If You Have Hearing Loss, These Guidelines Will Keep You Safer

Senior man with hearing loss getting ready to go out with his best friend, a Standard Poodle service dog.

For you and the people you love, living with hearing loss can be difficult to adjust to. Sometimes, it can even be hazardous.

What happens if a fire alarm is sounding or somebody is shouting out your name but you can’t hear them? If you have untreated hearing loss, you won’t be able to hear those car noises that may be signaling an impending threat.

Don’t stress yourself out over the “what ifs”. If you have untreated hearing loss, getting a hearing test is the first thing you should do. For individuals who wear hearing aids, we have a few tips to help you and your loved ones remain safe, even when you aren’t likely to be using your hearing aids.

1. Bring a friend with you when you leave the house

If you can, bring someone with you who is not struggling to hear. If you have to go out by yourself, request that people come closer and look at you when they talk.

2. Stay focused when you drive

Because you can depend less on your hearing, it’s essential to reduce other distractions behind the wheel. Pull over if you need to plot a route and stay away from your phone and GPS. Before you drive, if you are worried that you might have a problem with your hearing, call us for an assessment.

Don’t feel embarrassed if you have to turn off the radio or request that passengers stop talking during more critical moments of your drive. Safety first!

3. Think about getting a service animal

For individuals who have visual impairment, epilepsy, or other issues, a service dog seems obvious. But if you have auditory issues, they can also be very helpful. A service dog can be trained to alert you to danger. When someone is at your door they can inform you.

Not only can they assist you with these challenges, but they also make a great companion.

4. Have a plan

Identify what you’ll do before an emergency strikes. Discuss it with other people. If you’re planning to go into the basement during a tornado, be sure your family knows where they’ll find you. In case of a fire, choose a designated location that you’ll be outside the house.

This way, emergency workers, and your family will know where to find if something were to happen.

5. Adjust yourself to visual cues when driving

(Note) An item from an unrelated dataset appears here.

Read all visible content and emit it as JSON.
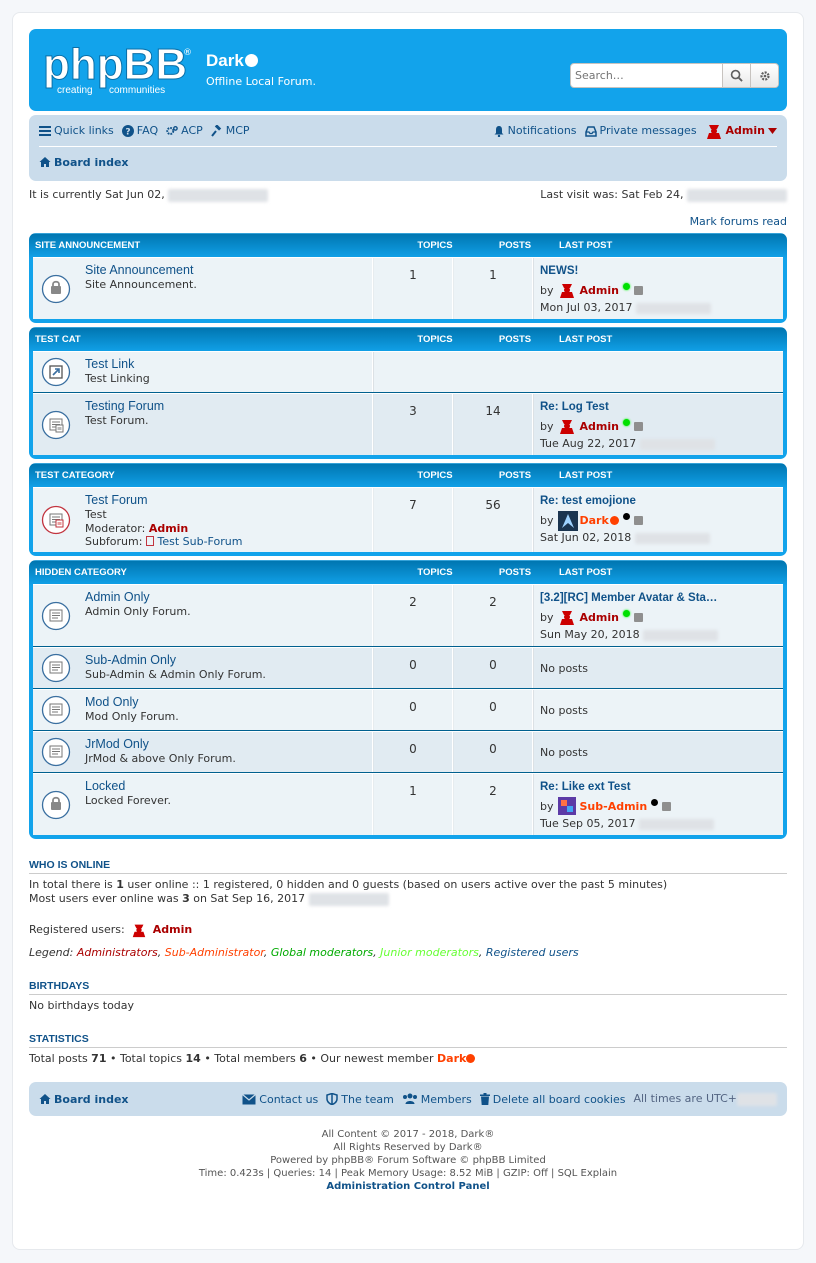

Over time, it’s likely that your hearing loss has gotten worse. If your hearing aids aren’t regularly adjusted, you may find yourself depending more on your eyes. You may not hear sirens so look out for flashing lights. Be extra vigilant when pedestrians are around.

6. Share your hearing trouble with family and friends

Nobody wants to disclose that they have hearing impairment, but those in your life need to know. They can warn you about something you may not hear so that you can get to safety. If they’re not aware that you can’t hear, they will think that you hear it too.

7. Keep your car well-maintained

Your car may start making unusual noises that your hearing loss stops you from hearing. These can indicate a serious issue. Your car could take significant damage and your safety could be in danger if these noises aren’t dealt with. It’s a smart idea to ask a trustworthy mechanic for their opinion on the condition of your vehicle when you take it in for an oil change or inspection.

8. Treat your hearing loss

This is the most important thing you can do to remain safe. Get your hearing checked yearly to identify when your hearing loss is significant enough to require an assistive device. Don’t delay because of time constraints, money, or pride. Modern hearing aids are discreet, functional, and very affordable. A hearing aid can help you remain safer in many settings at home, work, park, shopping, and driving.

The site information is for educational and informational purposes only and does not constitute medical advice. To receive personalized advice or treatment, schedule an appointment.